Several months after I spoke with King, I was tested and received the results. Of the 17 genes examined, just one variant was discovered: a mutation on the MUTYH gene categorized as having uncertain significance. Since the mutation is autosomal recessive and occurs on just one of my gene copies rather than both, a necessity for disease to occur, the lab did not report a significant increased risk.

Still, woven into the report were statements that cancer survivors like me pull out and mull over—like the association of one copy of the mutation with a “1.5 fold increased risk for breast cancer and small increased risk for colon cancer” and reports of “>100 adenomatous polyps” (a type of noncancerous polyp that can develop into colon cancer) in individuals testing positive for variants in the MUTYH gene on both gene copies. Had I not received a clean colonoscopy report just a few days before, I would have been running to the gastroenterologist for reassurance.
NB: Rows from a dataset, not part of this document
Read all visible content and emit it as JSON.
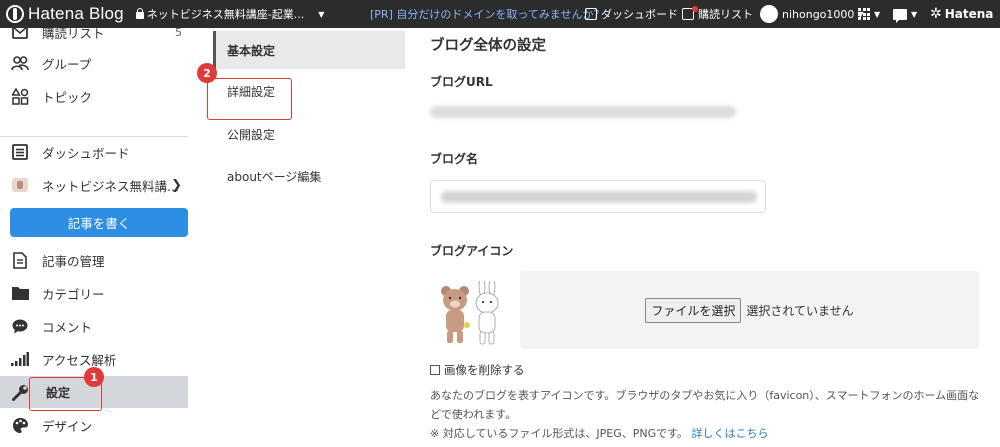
{
  "topbar": {
    "brand": "Hatena Blog",
    "blog_name": "ネットビジネス無料講座-起業...",
    "promo": "[PR] 自分だけのドメインを取ってみませんか？",
    "dashboard": "ダッシュボード",
    "reading_list": "購読リスト",
    "user": "nihongo1000",
    "hatena": "Hatena"
  },
  "sidebar": {
    "items": [
      {
        "label": "購読リスト",
        "count": "5"
      },
      {
        "label": "グループ"
      },
      {
        "label": "トピック"
      },
      {
        "label": "ダッシュボード"
      },
      {
        "label": "ネットビジネス無料講..."
      },
      {
        "label": "記事の管理"
      },
      {
        "label": "カテゴリー"
      },
      {
        "label": "コメント"
      },
      {
        "label": "アクセス解析"
      },
      {
        "label": "設定"
      },
      {
        "label": "デザイン"
      }
    ],
    "write_button": "記事を書く"
  },
  "markers": {
    "one": "1",
    "two": "2"
  },
  "subnav": {
    "items": [
      {
        "label": "基本設定"
      },
      {
        "label": "詳細設定"
      },
      {
        "label": "公開設定"
      },
      {
        "label": "aboutページ編集"
      }
    ]
  },
  "main": {
    "title": "ブログ全体の設定",
    "url_label": "ブログURL",
    "name_label": "ブログ名",
    "icon_label": "ブログアイコン",
    "file_button": "ファイルを選択",
    "file_status": "選択されていません",
    "delete_image": "画像を削除する",
    "help_text": "あなたのブログを表すアイコンです。ブラウザのタブやお気に入り（favicon）、スマートフォンのホーム画面などで使われます。",
    "format_note": "※ 対応しているファイル形式は、JPEG、PNGです。",
    "details_link": "詳しくはこちら"
  },
  "colors": {
    "topbar": "#2c2c2c",
    "write_button": "#2d8fe3",
    "marker": "#e03a3a",
    "link": "#2d78c4"
  }
}
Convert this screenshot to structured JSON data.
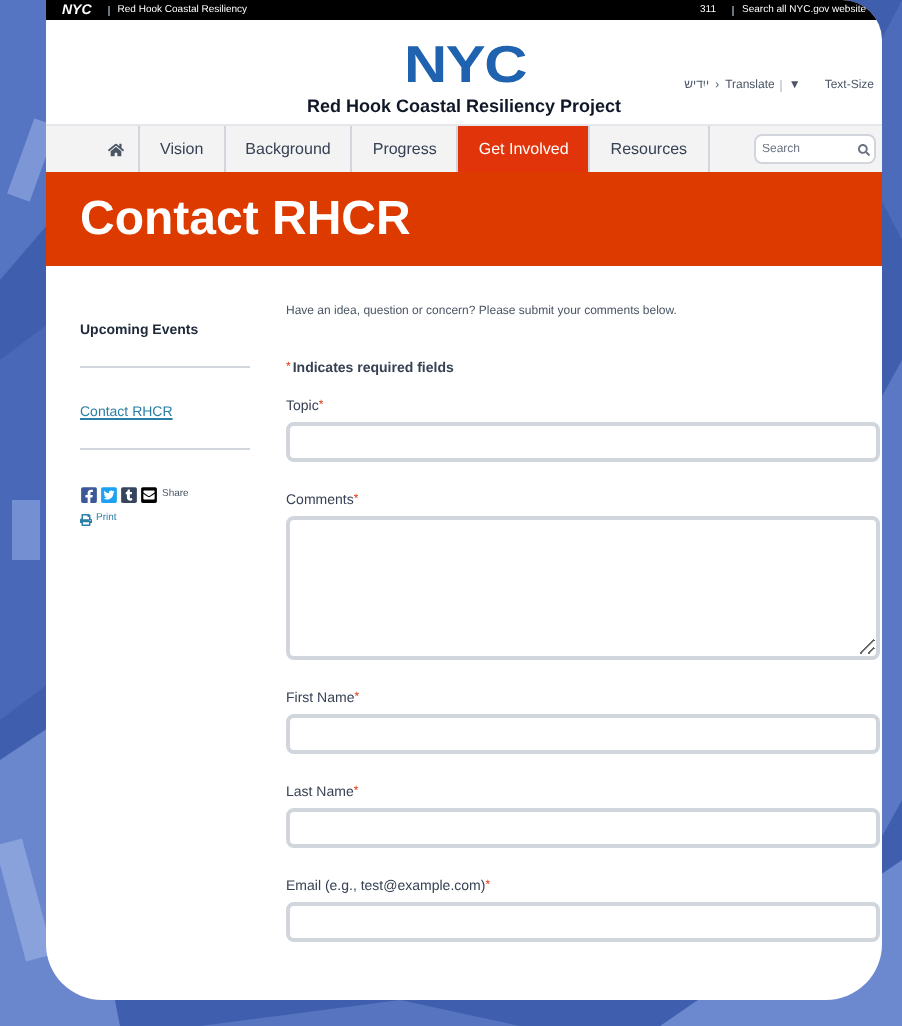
{
  "top_bar": {
    "logo": "NYC",
    "site_name": "Red Hook Coastal Resiliency",
    "phone_link": "311",
    "search_link": "Search all NYC.gov website"
  },
  "header": {
    "logo": "NYC",
    "title": "Red Hook Coastal Resiliency Project",
    "language": "ייִדיש",
    "language_arrow": "›",
    "translate": "Translate",
    "translate_arrow": "▼",
    "text_size": "Text-Size"
  },
  "nav": {
    "items": [
      {
        "label": "Vision",
        "selected": false
      },
      {
        "label": "Background",
        "selected": false
      },
      {
        "label": "Progress",
        "selected": false
      },
      {
        "label": "Get Involved",
        "selected": true
      },
      {
        "label": "Resources",
        "selected": false
      }
    ],
    "search": {
      "placeholder": "Search"
    }
  },
  "banner": {
    "title": "Contact RHCR"
  },
  "sidebar": {
    "items": [
      {
        "label": "Upcoming Events",
        "selected": false
      },
      {
        "label": "Contact RHCR",
        "selected": true
      }
    ],
    "share_label": "Share",
    "print_label": "Print"
  },
  "form": {
    "intro": "Have an idea, question or concern? Please submit your comments below.",
    "required_mark": "*",
    "required_note": "Indicates required fields",
    "fields": [
      {
        "label": "Topic",
        "kind": "input"
      },
      {
        "label": "Comments",
        "kind": "textarea"
      },
      {
        "label": "First Name",
        "kind": "input"
      },
      {
        "label": "Last Name",
        "kind": "input"
      },
      {
        "label": "Email (e.g., test@example.com)",
        "kind": "input"
      }
    ]
  }
}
Although I’m grateful my daughters won’t inherit mutations in BRCA1, BRCA2 or some other worrisome genes examined in my multigene panel—at least not from me—I still feel ambivalent. Could my husband, whose mother and aunt both died of breast cancer, carry a mutation in one of these genes? Is King’s suggestion for routine genetic screening something I should encourage my daughters to consider? Will testing lighten their burden or simply lead to more questions?

“We shouldn’t fear knowledge,” King said when I spoke with her. “Women should be empowered by [this information].”

I had a hard time disagreeing with her. As a breast cancer survivor, a mother and an academic, I believe knowledge can be a path toward empowerment. It’s the gaps in knowledge that concern me.

Cynthia Ryan is a breast cancer survivor who lives in Birmingham, Alabama.